I would recommend doing some lawn casting. Try it with a line about 7m or 8m in length. Start with a heavier line. Maybe a 4 号 or 4.5 号 FC level line. With the line laying straight out, just do a back cast, and let the line fall to the ground. Turn round and do a back cast the other way.

The purpose of doing that practice is trying to develop sensitivity in your hand to feeling when the rod tip is flexed to its maximum bend rearward. That is the point when the spring power in the rod will be at maximum to power the line forward.

After trying that a few times, try adding in the forward cast. Starting the forward cast at the moment you think the rod tip is curved rearward to its maximum bend. What works for me for the forward cast is think of the arc of the forward cast being divided into thirds. Make the second 2/3s of the cast a little faster than the first 1/3. It always seems to me that my forward cast is better when I start the forward cast a little slower, not a hard acceleration. [ however, other people might describe it differently]

Also - Think of trying to cast your line up and rearward at 45˚ during the back cast and forward and down at 45˚. The angle between the two directions will of course be 180˚.

After somewhat getting the hang of it. Try going to a lighter smaller line. I think there is no need to aim for perfection before moving on. The heavier line is good for learning to sense the tug of the line on the rod tip. And how much the rod tip is flexed. Gaining a sense of correct timing. But after developing some sensitivity to that. You will probably be able to sense it with a lighter line.

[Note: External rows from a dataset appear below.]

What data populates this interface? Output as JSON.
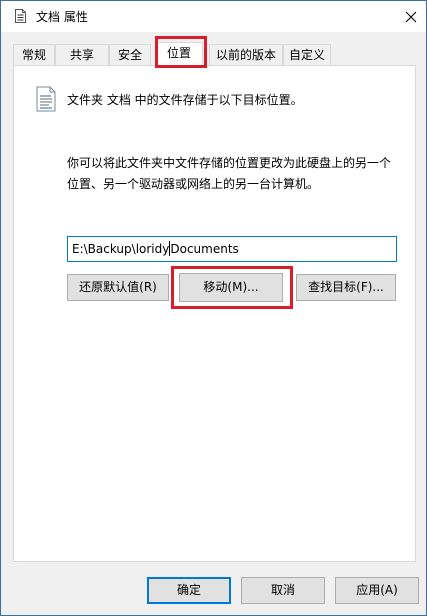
{
  "window": {
    "title": "文档 属性",
    "title_icon": "document-icon",
    "close_icon": "close-icon"
  },
  "tabs": [
    {
      "label": "常规"
    },
    {
      "label": "共享"
    },
    {
      "label": "安全"
    },
    {
      "label": "位置",
      "active": true
    },
    {
      "label": "以前的版本"
    },
    {
      "label": "自定义"
    }
  ],
  "location": {
    "icon": "folder-location-icon",
    "intro": "文件夹 文档 中的文件存储于以下目标位置。",
    "description_lines": [
      "你可以将此文件夹中文件存储的位置更改为此硬盘上的另一个",
      "位置、另一个驱动器或网络上的另一台计算机。"
    ],
    "path_before_caret": "E:\\Backup\\loridy",
    "path_after_caret": "Documents",
    "buttons": {
      "restore": "还原默认值(R)",
      "move": "移动(M)...",
      "find_target": "查找目标(F)..."
    }
  },
  "footer": {
    "ok": "确定",
    "cancel": "取消",
    "apply": "应用(A)"
  },
  "colors": {
    "highlight": "#d81e2a",
    "accent": "#0078d7"
  }
}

And get the rhythm and timing close to correct. Switch to a 3.5 号 or 3.0 号line. Or the Fujino tapered nylon line mentioned before (I think TUSA sells a similar line, but not in as many different lenghts). And see how that goes.

It is easier to cast a heavier line than a lighter line. Partly, I think, because your casting speed can be lower with a heavier line, and partly due to needing to develop greater sensitivity to the amount of rod flex with a lighter line. Your casting rhythm and timing will need to be closer to perfect.

[ As an aside, it takes more line speed to cast a line with a longer tippet too. A 5m line + 2m tippet, will be more difficult to cast well than a 6m line + 1m tippet. Because you will need the skill to get the power of the rod to transfer all the way to the tip of the longer 2m tippet.]

[[ I think casting into water is better than casting onto the lawn. Because the line drag in the water during the pick up phase will help load the rod for the back cast. Thereby also helping you get more power into the forward cast. If you can try doing your longer line casting practice into water. I think the back cast should be a little bit faster than the forward cast. The idea is the power in the back cast sets up the right conditions for more power into the line during the forward cast.]]

Anyway, some thoughts on these same topics from John and Paul at DT, might be of interest too.



I often wonder how someone would describe something differently months after they’ve written about a topic. Usually I think they would describe it differently later. If they don’t either they got it close to perfectly correct the first time. Or they didn’t learn anything new, a deeper understanding, with more experience. :thinking:


Learn casting before you approach the water. Cast cast cast in your yard, you won’t be disappointed when you don’t catch any fish but you will be a better caster on the water which will help you catch fish.

Learn casting mechanics and practice as much as you can on your lawn.

Or don’t.

Learn the way you want, it’s best that way.


I couldn’t agree more, @Adam_Trahan.

I also go out on the water and practice. I aim for rocks and leaves to practice.